■ **Exercise description**: Retype the entries exactly; omit all pictures.

■ **Information shown**:
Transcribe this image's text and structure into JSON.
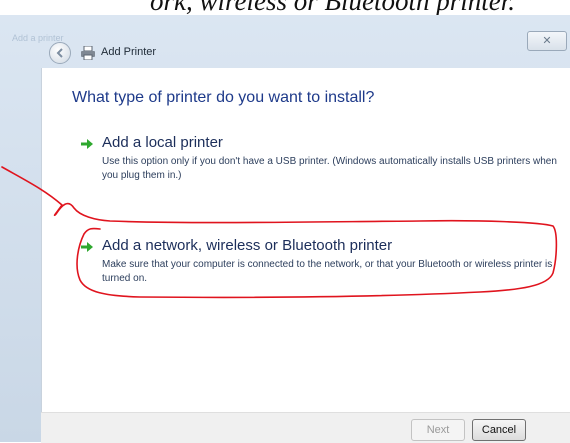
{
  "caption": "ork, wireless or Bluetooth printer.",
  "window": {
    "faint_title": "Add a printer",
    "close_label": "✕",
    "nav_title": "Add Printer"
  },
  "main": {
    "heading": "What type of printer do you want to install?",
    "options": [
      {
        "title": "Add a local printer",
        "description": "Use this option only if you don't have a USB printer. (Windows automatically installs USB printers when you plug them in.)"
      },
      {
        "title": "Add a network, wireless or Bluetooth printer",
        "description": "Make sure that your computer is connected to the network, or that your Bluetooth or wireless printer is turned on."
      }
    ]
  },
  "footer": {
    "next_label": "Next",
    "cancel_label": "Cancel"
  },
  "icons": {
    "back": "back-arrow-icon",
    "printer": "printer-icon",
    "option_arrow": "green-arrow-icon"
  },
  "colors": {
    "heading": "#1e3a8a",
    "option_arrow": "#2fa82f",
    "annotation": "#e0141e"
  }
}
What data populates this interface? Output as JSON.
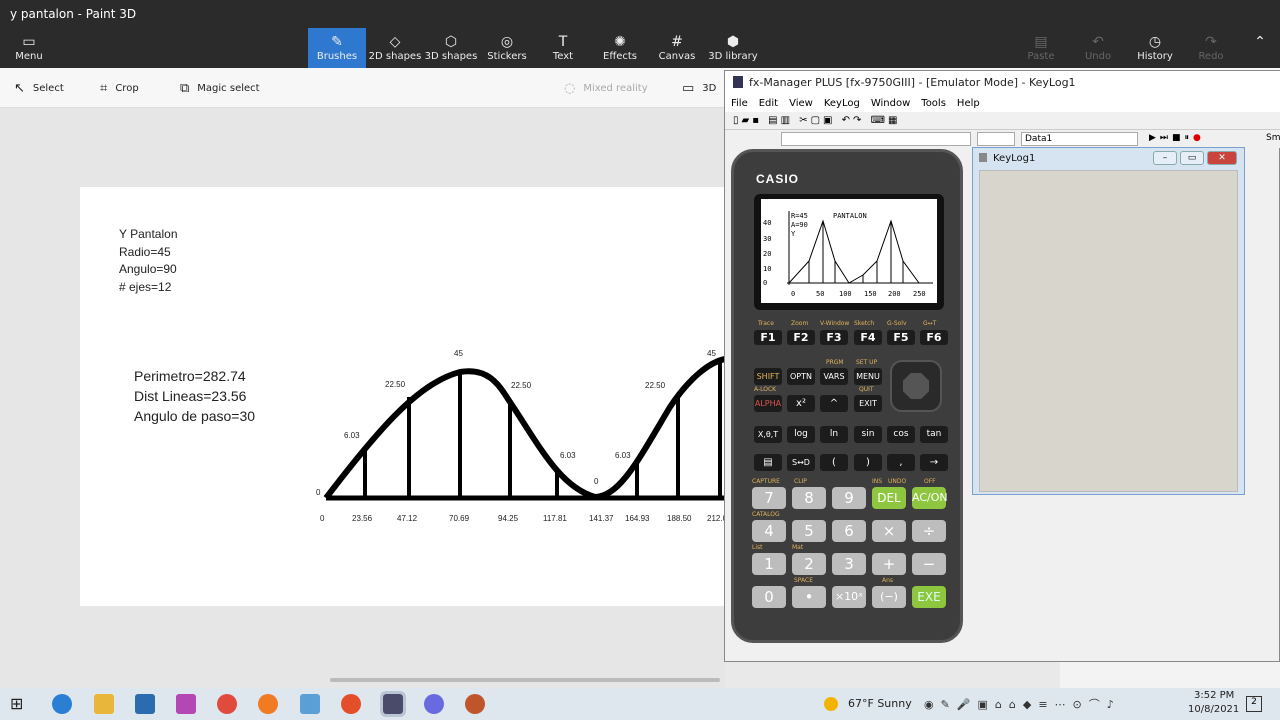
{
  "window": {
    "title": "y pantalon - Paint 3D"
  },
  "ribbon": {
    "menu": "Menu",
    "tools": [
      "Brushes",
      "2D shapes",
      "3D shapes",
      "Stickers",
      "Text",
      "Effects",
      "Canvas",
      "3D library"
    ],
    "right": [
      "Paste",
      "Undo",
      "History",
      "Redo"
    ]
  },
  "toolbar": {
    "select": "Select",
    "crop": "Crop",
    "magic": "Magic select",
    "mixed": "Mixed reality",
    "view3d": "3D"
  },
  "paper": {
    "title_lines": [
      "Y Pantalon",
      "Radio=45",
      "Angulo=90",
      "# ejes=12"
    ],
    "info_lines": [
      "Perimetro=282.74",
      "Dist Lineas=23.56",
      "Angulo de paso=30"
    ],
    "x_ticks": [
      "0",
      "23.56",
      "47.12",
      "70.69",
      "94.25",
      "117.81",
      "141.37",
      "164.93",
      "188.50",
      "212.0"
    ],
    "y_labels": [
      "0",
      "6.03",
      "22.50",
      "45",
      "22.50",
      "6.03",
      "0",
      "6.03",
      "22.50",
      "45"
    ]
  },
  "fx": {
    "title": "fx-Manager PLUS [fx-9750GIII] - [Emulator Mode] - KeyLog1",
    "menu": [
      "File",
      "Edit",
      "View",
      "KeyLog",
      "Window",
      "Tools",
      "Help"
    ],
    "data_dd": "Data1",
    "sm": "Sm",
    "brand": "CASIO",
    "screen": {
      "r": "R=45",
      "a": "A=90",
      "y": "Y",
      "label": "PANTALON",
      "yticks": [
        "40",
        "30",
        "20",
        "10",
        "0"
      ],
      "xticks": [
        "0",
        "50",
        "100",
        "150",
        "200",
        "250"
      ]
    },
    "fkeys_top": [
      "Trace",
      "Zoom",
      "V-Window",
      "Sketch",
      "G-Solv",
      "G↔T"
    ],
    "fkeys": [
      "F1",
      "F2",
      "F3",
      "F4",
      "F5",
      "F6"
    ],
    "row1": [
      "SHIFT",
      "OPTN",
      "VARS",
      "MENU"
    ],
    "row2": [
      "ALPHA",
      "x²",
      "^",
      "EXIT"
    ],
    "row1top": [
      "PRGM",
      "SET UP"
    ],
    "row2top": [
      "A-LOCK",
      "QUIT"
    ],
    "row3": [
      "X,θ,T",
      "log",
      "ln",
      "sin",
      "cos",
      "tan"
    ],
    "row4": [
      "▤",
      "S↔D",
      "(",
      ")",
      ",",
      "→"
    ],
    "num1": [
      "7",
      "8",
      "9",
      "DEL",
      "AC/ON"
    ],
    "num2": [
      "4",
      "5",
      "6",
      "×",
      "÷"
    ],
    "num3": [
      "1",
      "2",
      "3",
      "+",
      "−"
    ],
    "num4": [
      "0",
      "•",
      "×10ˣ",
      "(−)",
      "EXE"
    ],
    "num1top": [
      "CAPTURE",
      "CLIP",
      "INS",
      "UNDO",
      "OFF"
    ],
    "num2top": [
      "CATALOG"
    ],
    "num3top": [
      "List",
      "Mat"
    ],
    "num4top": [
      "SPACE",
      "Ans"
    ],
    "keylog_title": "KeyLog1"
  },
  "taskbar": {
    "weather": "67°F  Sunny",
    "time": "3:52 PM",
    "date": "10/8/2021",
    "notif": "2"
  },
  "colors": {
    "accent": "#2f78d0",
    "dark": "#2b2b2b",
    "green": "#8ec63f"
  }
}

■ **Exercise answer**:
Transcribe this image's text and structure into JSON.
{
  "caption": "ork, wireless or Bluetooth printer.",
  "window": {
    "faint_title": "Add a printer",
    "close_label": "✕",
    "nav_title": "Add Printer"
  },
  "main": {
    "heading": "What type of printer do you want to install?",
    "options": [
      {
        "title": "Add a local printer",
        "description": "Use this option only if you don't have a USB printer. (Windows automatically installs USB printers when you plug them in.)"
      },
      {
        "title": "Add a network, wireless or Bluetooth printer",
        "description": "Make sure that your computer is connected to the network, or that your Bluetooth or wireless printer is turned on."
      }
    ]
  },
  "footer": {
    "next_label": "Next",
    "cancel_label": "Cancel"
  },
  "icons": {
    "back": "back-arrow-icon",
    "printer": "printer-icon",
    "option_arrow": "green-arrow-icon"
  },
  "colors": {
    "heading": "#1e3a8a",
    "option_arrow": "#2fa82f",
    "annotation": "#e0141e"
  }
}
What data populates this interface? Output as JSON.
{
  "window": {
    "title": "y pantalon - Paint 3D"
  },
  "ribbon": {
    "menu": "Menu",
    "tools": [
      "Brushes",
      "2D shapes",
      "3D shapes",
      "Stickers",
      "Text",
      "Effects",
      "Canvas",
      "3D library"
    ],
    "right": [
      "Paste",
      "Undo",
      "History",
      "Redo"
    ]
  },
  "toolbar": {
    "select": "Select",
    "crop": "Crop",
    "magic": "Magic select",
    "mixed": "Mixed reality",
    "view3d": "3D"
  },
  "paper": {
    "title_lines": [
      "Y Pantalon",
      "Radio=45",
      "Angulo=90",
      "# ejes=12"
    ],
    "info_lines": [
      "Perimetro=282.74",
      "Dist Lineas=23.56",
      "Angulo de paso=30"
    ],
    "x_ticks": [
      "0",
      "23.56",
      "47.12",
      "70.69",
      "94.25",
      "117.81",
      "141.37",
      "164.93",
      "188.50",
      "212.0"
    ],
    "y_labels": [
      "0",
      "6.03",
      "22.50",
      "45",
      "22.50",
      "6.03",
      "0",
      "6.03",
      "22.50",
      "45"
    ]
  },
  "fx": {
    "title": "fx-Manager PLUS [fx-9750GIII] - [Emulator Mode] - KeyLog1",
    "menu": [
      "File",
      "Edit",
      "View",
      "KeyLog",
      "Window",
      "Tools",
      "Help"
    ],
    "data_dd": "Data1",
    "sm": "Sm",
    "brand": "CASIO",
    "screen": {
      "r": "R=45",
      "a": "A=90",
      "y": "Y",
      "label": "PANTALON",
      "yticks": [
        "40",
        "30",
        "20",
        "10",
        "0"
      ],
      "xticks": [
        "0",
        "50",
        "100",
        "150",
        "200",
        "250"
      ]
    },
    "fkeys_top": [
      "Trace",
      "Zoom",
      "V-Window",
      "Sketch",
      "G-Solv",
      "G↔T"
    ],
    "fkeys": [
      "F1",
      "F2",
      "F3",
      "F4",
      "F5",
      "F6"
    ],
    "row1": [
      "SHIFT",
      "OPTN",
      "VARS",
      "MENU"
    ],
    "row2": [
      "ALPHA",
      "x²",
      "^",
      "EXIT"
    ],
    "row1top": [
      "PRGM",
      "SET UP"
    ],
    "row2top": [
      "A-LOCK",
      "QUIT"
    ],
    "row3": [
      "X,θ,T",
      "log",
      "ln",
      "sin",
      "cos",
      "tan"
    ],
    "row4": [
      "▤",
      "S↔D",
      "(",
      ")",
      ",",
      "→"
    ],
    "num1": [
      "7",
      "8",
      "9",
      "DEL",
      "AC/ON"
    ],
    "num2": [
      "4",
      "5",
      "6",
      "×",
      "÷"
    ],
    "num3": [
      "1",
      "2",
      "3",
      "+",
      "−"
    ],
    "num4": [
      "0",
      "•",
      "×10ˣ",
      "(−)",
      "EXE"
    ],
    "num1top": [
      "CAPTURE",
      "CLIP",
      "INS",
      "UNDO",
      "OFF"
    ],
    "num2top": [
      "CATALOG"
    ],
    "num3top": [
      "List",
      "Mat"
    ],
    "num4top": [
      "SPACE",
      "Ans"
    ],
    "keylog_title": "KeyLog1"
  },
  "taskbar": {
    "weather": "67°F  Sunny",
    "time": "3:52 PM",
    "date": "10/8/2021",
    "notif": "2"
  },
  "colors": {
    "accent": "#2f78d0",
    "dark": "#2b2b2b",
    "green": "#8ec63f"
  }
}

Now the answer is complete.